Now he’s the charismatic centerpiece of “Page One: Inside the New York Times,” a documentary that takes a revealing, behind-the-scenes look at America’s most prestigious newspaper.
Granted free access to the Times newsroom, filmmaker Andrew Rossi spent a year exploring the paper’s operation and its place in the changing media landscape. The story is told primarily through the eyes of Carr and his colleagues in the Times’s media department, including editor Bruce Headlam and reporters Tim Arango and Brian Stelter.
What sets it apart from other inside-media docs is Carr, an outspoken, gruff journalist with an acerbic sense of humor who could be a character in a modern version of “The Front Page.”
The disheveled, raspy-voiced Carr turns out to be an eloquent defender of traditional, mainstream media who promises to “vaporize” anyone predicting the Times’s downfall. He’s also a take-no-prisoners reporter who is shown doggedly pursuing a story about the collapse of the Tribune Co., which went bankrupt under greedy, self-indulgent owner Sam Zell.
Carr’s personal saga -- he survived jail, cancer and a major relapse after more than a decade of sobriety -- is woven into the narrative without distracting from the larger issues.
Bill Keller, who recently announced he’s stepping down as the paper’s executive editor, quips about wearing “bloody butcher smocks in the newsroom” as he prepares for more layoffs.
But too often, the film treats the Times as an oracle that dictates the country’s news agenda. That once might have been true, but it overstates the case in today’s hydra-headed media.
Just don’t tell Carr I said so.
“Page One: Inside the New York Times,” from Magnolia Pictures, opens tomorrow in New York and July 1 across the U.S. Rating: ***
Buck Brannaman has a magic touch with horses. He can calm them with his voice, guide them with his hand and teach them tricks.
He’s a real-life horse whisperer and the inspirational star of the documentary “Buck,” which traces his transformation from abused child to world-famous horse trainer. If you’re not moved by this film, you either hate animals or have a heart of stone.
First-time filmmaker Cindy Meehl, who met Brannaman at one of his clinics, tells his story through interviews, vintage clips and extensive footage of the four-day training sessions that keep him on the road and away from his wife and daughter most of the year.

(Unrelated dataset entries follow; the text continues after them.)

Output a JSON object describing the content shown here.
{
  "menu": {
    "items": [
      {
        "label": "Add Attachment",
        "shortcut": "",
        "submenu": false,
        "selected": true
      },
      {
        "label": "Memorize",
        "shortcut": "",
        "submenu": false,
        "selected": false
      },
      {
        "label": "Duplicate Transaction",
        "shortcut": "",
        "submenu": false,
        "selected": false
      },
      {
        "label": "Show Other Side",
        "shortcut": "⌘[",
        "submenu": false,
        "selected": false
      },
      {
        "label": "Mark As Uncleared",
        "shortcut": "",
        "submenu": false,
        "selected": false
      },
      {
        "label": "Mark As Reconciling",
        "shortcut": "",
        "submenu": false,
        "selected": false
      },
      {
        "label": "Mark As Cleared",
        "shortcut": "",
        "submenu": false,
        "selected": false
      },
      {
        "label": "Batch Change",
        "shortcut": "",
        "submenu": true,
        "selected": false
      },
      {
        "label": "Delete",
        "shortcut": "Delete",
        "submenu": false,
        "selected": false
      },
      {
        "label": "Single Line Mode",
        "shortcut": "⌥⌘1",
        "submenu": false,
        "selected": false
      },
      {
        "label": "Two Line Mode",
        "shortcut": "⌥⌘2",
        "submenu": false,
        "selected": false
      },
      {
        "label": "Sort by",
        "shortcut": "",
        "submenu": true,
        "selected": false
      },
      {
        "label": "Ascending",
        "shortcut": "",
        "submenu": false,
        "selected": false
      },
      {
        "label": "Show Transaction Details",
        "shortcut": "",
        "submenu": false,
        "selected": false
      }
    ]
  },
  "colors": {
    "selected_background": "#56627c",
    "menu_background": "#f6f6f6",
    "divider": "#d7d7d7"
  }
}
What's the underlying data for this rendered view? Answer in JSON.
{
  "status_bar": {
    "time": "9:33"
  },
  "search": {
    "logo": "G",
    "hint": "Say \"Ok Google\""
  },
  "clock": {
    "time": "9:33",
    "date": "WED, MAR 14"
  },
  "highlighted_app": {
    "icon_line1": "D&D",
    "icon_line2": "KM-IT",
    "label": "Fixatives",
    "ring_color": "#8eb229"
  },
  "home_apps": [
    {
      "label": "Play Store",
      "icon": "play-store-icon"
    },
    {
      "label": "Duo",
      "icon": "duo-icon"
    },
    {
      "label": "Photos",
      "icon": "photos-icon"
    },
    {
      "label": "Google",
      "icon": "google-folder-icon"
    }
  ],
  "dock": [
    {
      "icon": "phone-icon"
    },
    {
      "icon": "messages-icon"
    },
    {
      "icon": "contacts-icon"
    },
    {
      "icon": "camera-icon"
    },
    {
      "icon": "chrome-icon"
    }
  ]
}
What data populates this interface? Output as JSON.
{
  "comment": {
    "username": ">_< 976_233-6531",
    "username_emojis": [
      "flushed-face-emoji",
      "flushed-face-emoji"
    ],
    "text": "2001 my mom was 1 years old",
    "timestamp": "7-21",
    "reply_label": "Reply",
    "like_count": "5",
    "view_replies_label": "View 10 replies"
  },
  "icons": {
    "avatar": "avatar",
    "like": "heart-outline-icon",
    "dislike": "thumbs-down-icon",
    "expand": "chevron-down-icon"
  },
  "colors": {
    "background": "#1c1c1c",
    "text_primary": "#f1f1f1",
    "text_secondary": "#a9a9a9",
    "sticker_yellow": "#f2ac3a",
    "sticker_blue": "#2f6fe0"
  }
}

Wearing a wide-brim white cowboy hat, jeans and fringed chaps, Brannaman teaches gentle methods of handling horses that include soothing stroking and light prodding with a short flag stick.
He believes most horse problems can be traced back to the owner. “Your horse is a mirror to your soul, and sometimes you may not like what you see,” he says.
Brannaman, a consultant on Robert Redford’s “The Horse Whisperer,” is equally eloquent when talking about getting beaten up by an alcoholic father who trained Buck and his brother to perform rope tricks on the rodeo circuit.
After Buck’s mother died, the abuse grew worse until the two young boys were finally adopted by a loving Montana couple.
“Buck” includes a scene in which he tries to tame a wild horse that may have suffered brain damage at birth. It’s a case of one damaged soul trying to save another.
“Buck,” from Sundance Selects, opens tomorrow in New York and Los Angeles: Rating: ***1/2
What the Stars Mean: **** Excellent *** Good ** Average * Poor (No stars) Worthless
(Rick Warner is the movie critic for Muse, the arts and leisure section of Bloomberg News. Opinions expressed are his own.)